Suppression Of Media Freedom In The Subcontinent
By Justice Markandey Katju, former Judge, Supreme Court of India, and Amile Gulzar, Advocate, Lahore High Court
Historically the media arose in Europe in the 18th century as an organ of the people against feudal oppression. At that time all the organs of power were in the hands of the feudal authorities (kings, aristocrats, etc). Hence the people had to create new organs to represent their interests, and the media (which was only print medium at that time) was one example thereof. In Europe and America it represented the voice of the future, in contrast to the feudal organs which only wanted to preserve the status quo.
The print media at that time was mostly in the form of leaflets, pamphlets, booklets, etc, not regular daily newspapers, and these were utilised by great writers like Voltaire, Rousseau, Paine, the French Encyclopedists, etc to attack feudalism, religious bigotry and superstitions, and spread modern ideas of liberty, equality, fraternity and scientific thinking. Thus the media was of great help in transforming Europe from feudalism to the modern age.
A similar role should be played by the media of India and Pakistan. They should help in the great historical transformation of our societies from semi feudal societies to modern highly industrialised ones by attacking feudal thinking and practices (casteism, communalism and superstitions) religious bigotry and promoting scientific ideas.The media deals with ideas, not commodities. Hence it cannot be regarded as an ordinary business like a shop selling clothes or shoes.
Unfortunately what we are seeing in both India and Pakistan is that the freedom of the media has been largely suppressed. In India despite the Constitutional guarantee in Article 19(1)(a) of freedom of speech and expression (which was interpreted by the Supreme Court to include freedom of the media) nowadays it has become dangerous to criticise the government. Those journalists who do so are often arrested and imprisoned on sedition charges, or detained under the draconian preventive detention laws like NSA or UAPA, e.g. Kishorechand Wangkhem, a journalist of Manipur, who was arrested and kept in jail for many months for criticising the Manipur Chief Minister Biren Singh, Pawan Jaiswal, who was arrested on a sedition charge for reporting that in a primary school in Mirzapur children were only given roti and salt as mid day meal, or.Dharavi Patel of Gujarat who published in his portal Face the Nation that the Chief Minister of Gujarat is likely to be replaced. The courageous journalist Siddhartha Varadarajan is facing many cases for criticising the Government.
In this situation, it was expected of the Indian judiciary to check the excesses and illegalities of the executive, but it has largely turned a Nelson’s eye on them. The Supreme Court was created as a custodian of the Constitution and a guardian of the people’s liberties, but of late it has started acting like Bheeshma Pitamah who closed his eyes to the disrobing of Draupadi (see my article ‘All the times the Supreme Court turned a Nelson’s eye to injustice’ published in thewire.in). Many TV channels have almost become mouthpieces of the BJP government, often spreading communal hatred. One Indian TV anchor, who can be euphemistically called Lord Bhow Bhow, seems to enjoy spouting venom on minorities regularly. Also, the media often diverts attention from the real issues facing India e.g. poverty, unemployment, child malnourishment, lack of healthcare and good education for the masses to non issues or trivialities like lives of filmstars, cricket, petty politics, astrology etc.

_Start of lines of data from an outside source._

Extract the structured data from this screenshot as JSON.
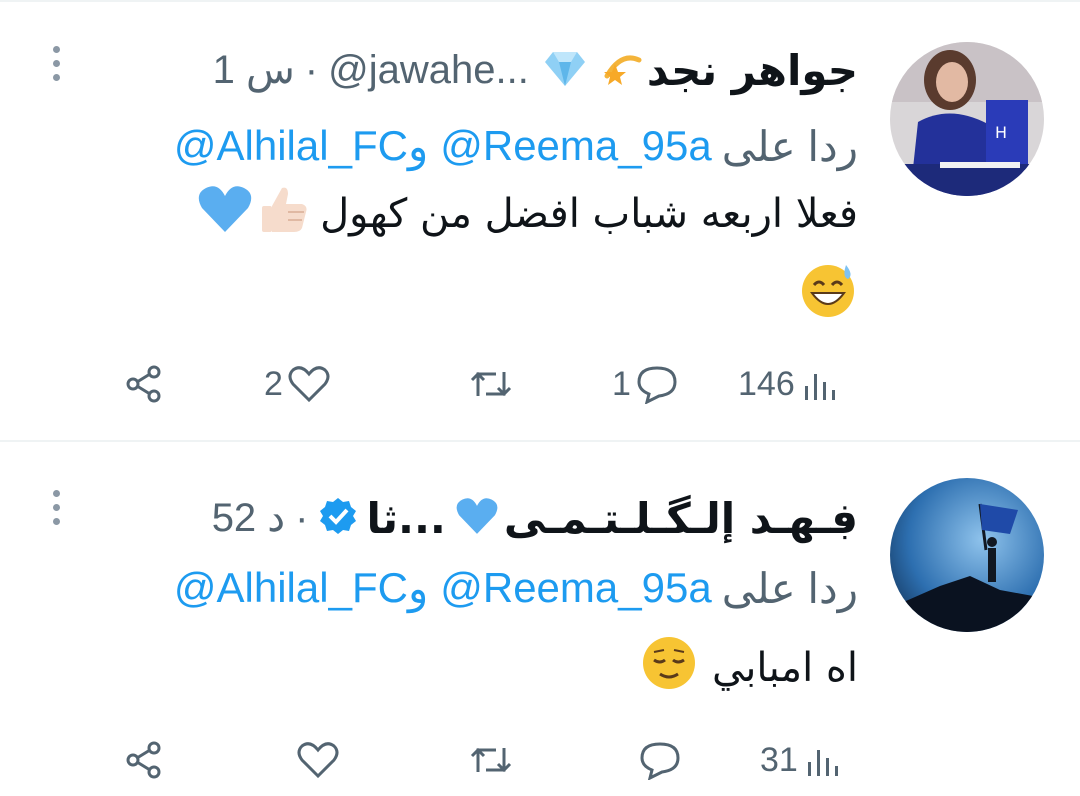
{
  "tweets": [
    {
      "name": "جواهر نجد",
      "name_emojis": [
        "sparkle-star-icon",
        "gem-icon"
      ],
      "handle": "@jawahe...",
      "separator": "·",
      "time": "1 س",
      "reply_prefix": "ردا على",
      "mention_1": "@Reema_95a",
      "connector": "و",
      "mention_2": "@Alhilal_FC",
      "text_line_1": "فعلا اربعه شباب افضل من كهول",
      "text_line_1_emojis": [
        "thumbs-up-icon",
        "blue-heart-icon"
      ],
      "text_line_2_emojis": [
        "grinning-sweat-face-icon"
      ],
      "likes": "2",
      "replies": "1",
      "views": "146",
      "retweets": ""
    },
    {
      "name": "ڣـهـد إلـگـلـتـمـی",
      "name_suffix": "ثا...",
      "name_emojis": [
        "blue-heart-icon",
        "verified-badge-icon"
      ],
      "separator": "·",
      "time": "52 د",
      "reply_prefix": "ردا على",
      "mention_1": "@Reema_95a",
      "connector": "و",
      "mention_2": "@Alhilal_FC",
      "text_line_1": "اه امبابي",
      "text_line_1_emojis": [
        "relieved-face-icon"
      ],
      "likes": "",
      "replies": "",
      "views": "31",
      "retweets": ""
    }
  ],
  "colors": {
    "link": "#1d9bf0",
    "secondary_text": "#536471",
    "primary_text": "#0f1419",
    "divider": "#eff3f4"
  }
}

L.K. Advani, former deputy PM of India said that during the Emergency of 1975-77 the Indian media was asked to bend but it crawled. Under the present Indian regime the Indian media has done ‘shaashtaang’ i.e. prostrated itself before the Government. Journalists who did brave reporting like Karan Thapar and Punya Prasun Bajpai were sacked.
The same is the position of the Pakistani media. Many brave journalists like Raza Rumi or Sajjad Azhar Peerzada lost their jobs. The arrest and imprisonment of Mir Shakilur Rehman, the owner of the Jang group of publications, the largest group in Pakistan, has sent a harsh message throughout the industry—toe the line, or else.
How does one explain this crackdown on the media of the subcontinent?
In our opinion this is because of the economic crisis and deep recession in both India and Pakistan. Historical experience shows that whenever there is an economic crisis, fascist tendencies arise, as it happened in Italy in 1922 and in Germany in 1933. Much the same has happened in our Subcontinent. The economies of both India and Pakistan have tanked, with many industries closing down or drastically cutting production, resulting in massive layoffs and record unemployment, and corona has sent the economies further hurtling downwards.
Consequently the rulers, feeling their position endangered, since now mass public demonstrations and protests are bound to arise, cannot permit the luxury of giving the people and the media freedom of expression any more.
The days of media freedom in our Subcontinent are over.
Markandey Katju is a former judge of the Supreme Court of India. He was also the Chairman of the Press Council of India.